■ WHAT YOU WILL DO ■
Print the records exactly. Miss nothing.

*** Opening AVAILABLE DATA ***

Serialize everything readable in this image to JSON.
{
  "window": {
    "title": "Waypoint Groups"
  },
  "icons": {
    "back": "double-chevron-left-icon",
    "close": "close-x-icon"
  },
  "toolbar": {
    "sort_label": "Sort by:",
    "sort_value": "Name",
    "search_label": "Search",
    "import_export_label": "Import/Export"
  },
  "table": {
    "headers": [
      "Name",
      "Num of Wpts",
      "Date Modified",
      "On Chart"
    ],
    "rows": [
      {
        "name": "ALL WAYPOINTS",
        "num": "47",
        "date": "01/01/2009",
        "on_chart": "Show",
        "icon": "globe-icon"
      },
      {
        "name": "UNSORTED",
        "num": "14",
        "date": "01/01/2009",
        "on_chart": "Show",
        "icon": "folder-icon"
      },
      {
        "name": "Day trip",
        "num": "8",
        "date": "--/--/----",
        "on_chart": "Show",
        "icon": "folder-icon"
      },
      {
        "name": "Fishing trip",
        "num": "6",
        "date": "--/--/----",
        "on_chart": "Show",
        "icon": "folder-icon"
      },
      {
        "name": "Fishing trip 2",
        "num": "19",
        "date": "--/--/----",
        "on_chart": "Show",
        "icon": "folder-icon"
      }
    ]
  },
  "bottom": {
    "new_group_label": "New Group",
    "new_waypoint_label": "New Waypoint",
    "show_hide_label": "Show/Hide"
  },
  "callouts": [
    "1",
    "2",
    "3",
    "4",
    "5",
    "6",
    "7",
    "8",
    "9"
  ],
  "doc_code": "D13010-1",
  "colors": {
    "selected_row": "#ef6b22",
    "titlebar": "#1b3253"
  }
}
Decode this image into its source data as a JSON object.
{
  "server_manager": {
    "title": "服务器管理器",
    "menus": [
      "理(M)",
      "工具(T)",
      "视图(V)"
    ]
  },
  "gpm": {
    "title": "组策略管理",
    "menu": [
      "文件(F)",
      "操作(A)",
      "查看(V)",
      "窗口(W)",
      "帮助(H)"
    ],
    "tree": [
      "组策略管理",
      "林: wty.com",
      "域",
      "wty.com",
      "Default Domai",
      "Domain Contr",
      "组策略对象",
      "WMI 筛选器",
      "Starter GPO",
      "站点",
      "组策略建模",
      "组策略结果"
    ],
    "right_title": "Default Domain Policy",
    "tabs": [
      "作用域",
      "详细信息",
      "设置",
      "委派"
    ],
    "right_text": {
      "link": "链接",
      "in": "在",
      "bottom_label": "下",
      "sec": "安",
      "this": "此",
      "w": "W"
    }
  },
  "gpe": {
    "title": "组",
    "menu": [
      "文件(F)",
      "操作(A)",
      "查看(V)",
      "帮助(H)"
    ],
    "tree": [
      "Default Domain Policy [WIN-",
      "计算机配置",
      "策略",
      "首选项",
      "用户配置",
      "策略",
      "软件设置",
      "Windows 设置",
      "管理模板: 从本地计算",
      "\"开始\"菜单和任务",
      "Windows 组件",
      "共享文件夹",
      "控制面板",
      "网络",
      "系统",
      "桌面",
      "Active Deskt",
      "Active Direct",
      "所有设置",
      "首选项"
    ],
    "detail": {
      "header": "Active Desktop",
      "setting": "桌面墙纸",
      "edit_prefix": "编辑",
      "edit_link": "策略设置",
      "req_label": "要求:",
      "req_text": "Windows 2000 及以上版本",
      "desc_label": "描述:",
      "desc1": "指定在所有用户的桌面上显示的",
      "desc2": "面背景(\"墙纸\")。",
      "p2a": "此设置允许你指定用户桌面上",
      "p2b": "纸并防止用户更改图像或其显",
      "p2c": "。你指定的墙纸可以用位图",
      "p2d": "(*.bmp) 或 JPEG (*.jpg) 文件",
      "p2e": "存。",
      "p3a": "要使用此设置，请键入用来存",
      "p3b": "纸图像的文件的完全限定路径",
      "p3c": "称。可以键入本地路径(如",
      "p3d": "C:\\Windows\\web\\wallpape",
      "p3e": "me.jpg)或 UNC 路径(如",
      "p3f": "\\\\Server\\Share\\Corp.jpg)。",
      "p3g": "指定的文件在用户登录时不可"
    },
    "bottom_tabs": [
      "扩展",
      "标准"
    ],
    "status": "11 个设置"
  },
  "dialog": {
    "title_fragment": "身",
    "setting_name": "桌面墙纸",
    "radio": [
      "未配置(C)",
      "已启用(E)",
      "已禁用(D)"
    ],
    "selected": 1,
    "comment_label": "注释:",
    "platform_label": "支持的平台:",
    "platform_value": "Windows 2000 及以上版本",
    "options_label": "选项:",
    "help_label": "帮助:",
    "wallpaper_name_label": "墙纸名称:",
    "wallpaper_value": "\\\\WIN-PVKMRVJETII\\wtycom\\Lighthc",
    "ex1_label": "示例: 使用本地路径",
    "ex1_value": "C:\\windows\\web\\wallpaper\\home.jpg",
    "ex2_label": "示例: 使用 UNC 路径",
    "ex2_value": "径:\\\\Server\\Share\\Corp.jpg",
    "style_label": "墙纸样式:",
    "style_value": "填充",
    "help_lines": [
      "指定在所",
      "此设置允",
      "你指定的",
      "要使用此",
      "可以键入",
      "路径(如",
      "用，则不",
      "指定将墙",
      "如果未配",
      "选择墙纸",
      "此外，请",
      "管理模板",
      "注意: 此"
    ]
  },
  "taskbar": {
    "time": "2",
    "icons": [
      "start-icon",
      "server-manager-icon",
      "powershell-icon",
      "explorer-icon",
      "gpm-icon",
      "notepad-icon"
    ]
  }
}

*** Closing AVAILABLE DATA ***

■ YOUR SOLUTION ■
Serialize everything readable in this image to JSON.
{
  "window": {
    "title": "Waypoint Groups"
  },
  "icons": {
    "back": "double-chevron-left-icon",
    "close": "close-x-icon"
  },
  "toolbar": {
    "sort_label": "Sort by:",
    "sort_value": "Name",
    "search_label": "Search",
    "import_export_label": "Import/Export"
  },
  "table": {
    "headers": [
      "Name",
      "Num of Wpts",
      "Date Modified",
      "On Chart"
    ],
    "rows": [
      {
        "name": "ALL WAYPOINTS",
        "num": "47",
        "date": "01/01/2009",
        "on_chart": "Show",
        "icon": "globe-icon"
      },
      {
        "name": "UNSORTED",
        "num": "14",
        "date": "01/01/2009",
        "on_chart": "Show",
        "icon": "folder-icon"
      },
      {
        "name": "Day trip",
        "num": "8",
        "date": "--/--/----",
        "on_chart": "Show",
        "icon": "folder-icon"
      },
      {
        "name": "Fishing trip",
        "num": "6",
        "date": "--/--/----",
        "on_chart": "Show",
        "icon": "folder-icon"
      },
      {
        "name": "Fishing trip 2",
        "num": "19",
        "date": "--/--/----",
        "on_chart": "Show",
        "icon": "folder-icon"
      }
    ]
  },
  "bottom": {
    "new_group_label": "New Group",
    "new_waypoint_label": "New Waypoint",
    "show_hide_label": "Show/Hide"
  },
  "callouts": [
    "1",
    "2",
    "3",
    "4",
    "5",
    "6",
    "7",
    "8",
    "9"
  ],
  "doc_code": "D13010-1",
  "colors": {
    "selected_row": "#ef6b22",
    "titlebar": "#1b3253"
  }
}
Decode this image into its source data as a JSON object.
{
  "server_manager": {
    "title": "服务器管理器",
    "menus": [
      "理(M)",
      "工具(T)",
      "视图(V)"
    ]
  },
  "gpm": {
    "title": "组策略管理",
    "menu": [
      "文件(F)",
      "操作(A)",
      "查看(V)",
      "窗口(W)",
      "帮助(H)"
    ],
    "tree": [
      "组策略管理",
      "林: wty.com",
      "域",
      "wty.com",
      "Default Domai",
      "Domain Contr",
      "组策略对象",
      "WMI 筛选器",
      "Starter GPO",
      "站点",
      "组策略建模",
      "组策略结果"
    ],
    "right_title": "Default Domain Policy",
    "tabs": [
      "作用域",
      "详细信息",
      "设置",
      "委派"
    ],
    "right_text": {
      "link": "链接",
      "in": "在",
      "bottom_label": "下",
      "sec": "安",
      "this": "此",
      "w": "W"
    }
  },
  "gpe": {
    "title": "组",
    "menu": [
      "文件(F)",
      "操作(A)",
      "查看(V)",
      "帮助(H)"
    ],
    "tree": [
      "Default Domain Policy [WIN-",
      "计算机配置",
      "策略",
      "首选项",
      "用户配置",
      "策略",
      "软件设置",
      "Windows 设置",
      "管理模板: 从本地计算",
      "\"开始\"菜单和任务",
      "Windows 组件",
      "共享文件夹",
      "控制面板",
      "网络",
      "系统",
      "桌面",
      "Active Deskt",
      "Active Direct",
      "所有设置",
      "首选项"
    ],
    "detail": {
      "header": "Active Desktop",
      "setting": "桌面墙纸",
      "edit_prefix": "编辑",
      "edit_link": "策略设置",
      "req_label": "要求:",
      "req_text": "Windows 2000 及以上版本",
      "desc_label": "描述:",
      "desc1": "指定在所有用户的桌面上显示的",
      "desc2": "面背景(\"墙纸\")。",
      "p2a": "此设置允许你指定用户桌面上",
      "p2b": "纸并防止用户更改图像或其显",
      "p2c": "。你指定的墙纸可以用位图",
      "p2d": "(*.bmp) 或 JPEG (*.jpg) 文件",
      "p2e": "存。",
      "p3a": "要使用此设置，请键入用来存",
      "p3b": "纸图像的文件的完全限定路径",
      "p3c": "称。可以键入本地路径(如",
      "p3d": "C:\\Windows\\web\\wallpape",
      "p3e": "me.jpg)或 UNC 路径(如",
      "p3f": "\\\\Server\\Share\\Corp.jpg)。",
      "p3g": "指定的文件在用户登录时不可"
    },
    "bottom_tabs": [
      "扩展",
      "标准"
    ],
    "status": "11 个设置"
  },
  "dialog": {
    "title_fragment": "身",
    "setting_name": "桌面墙纸",
    "radio": [
      "未配置(C)",
      "已启用(E)",
      "已禁用(D)"
    ],
    "selected": 1,
    "comment_label": "注释:",
    "platform_label": "支持的平台:",
    "platform_value": "Windows 2000 及以上版本",
    "options_label": "选项:",
    "help_label": "帮助:",
    "wallpaper_name_label": "墙纸名称:",
    "wallpaper_value": "\\\\WIN-PVKMRVJETII\\wtycom\\Lighthc",
    "ex1_label": "示例: 使用本地路径",
    "ex1_value": "C:\\windows\\web\\wallpaper\\home.jpg",
    "ex2_label": "示例: 使用 UNC 路径",
    "ex2_value": "径:\\\\Server\\Share\\Corp.jpg",
    "style_label": "墙纸样式:",
    "style_value": "填充",
    "help_lines": [
      "指定在所",
      "此设置允",
      "你指定的",
      "要使用此",
      "可以键入",
      "路径(如",
      "用，则不",
      "指定将墙",
      "如果未配",
      "选择墙纸",
      "此外，请",
      "管理模板",
      "注意: 此"
    ]
  },
  "taskbar": {
    "time": "2",
    "icons": [
      "start-icon",
      "server-manager-icon",
      "powershell-icon",
      "explorer-icon",
      "gpm-icon",
      "notepad-icon"
    ]
  }
}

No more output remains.